* [What you are asked to do] Collect every line of the records below that contains the word "label".
------ Material provided ------
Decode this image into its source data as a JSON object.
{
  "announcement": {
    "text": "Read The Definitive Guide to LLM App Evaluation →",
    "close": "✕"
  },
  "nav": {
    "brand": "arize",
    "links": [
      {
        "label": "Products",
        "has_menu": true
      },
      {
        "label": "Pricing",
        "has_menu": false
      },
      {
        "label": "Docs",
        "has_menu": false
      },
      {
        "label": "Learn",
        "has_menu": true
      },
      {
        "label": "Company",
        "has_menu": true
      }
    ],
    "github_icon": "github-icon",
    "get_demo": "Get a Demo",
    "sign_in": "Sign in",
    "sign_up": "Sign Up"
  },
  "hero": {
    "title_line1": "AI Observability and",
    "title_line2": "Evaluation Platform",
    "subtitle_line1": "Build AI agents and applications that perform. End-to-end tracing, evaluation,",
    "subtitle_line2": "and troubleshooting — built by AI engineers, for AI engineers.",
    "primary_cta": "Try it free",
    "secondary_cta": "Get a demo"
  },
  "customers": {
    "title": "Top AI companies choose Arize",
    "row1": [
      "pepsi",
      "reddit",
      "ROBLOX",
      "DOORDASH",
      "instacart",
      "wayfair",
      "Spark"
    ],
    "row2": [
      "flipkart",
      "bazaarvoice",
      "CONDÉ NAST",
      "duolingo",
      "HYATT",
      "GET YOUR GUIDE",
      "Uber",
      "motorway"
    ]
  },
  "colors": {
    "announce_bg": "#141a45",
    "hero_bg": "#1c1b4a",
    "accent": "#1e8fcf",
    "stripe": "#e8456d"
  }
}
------
* [Written response]
        "label": "Products",
        "label": "Pricing",
        "label": "Docs",
        "label": "Learn",
        "label": "Company",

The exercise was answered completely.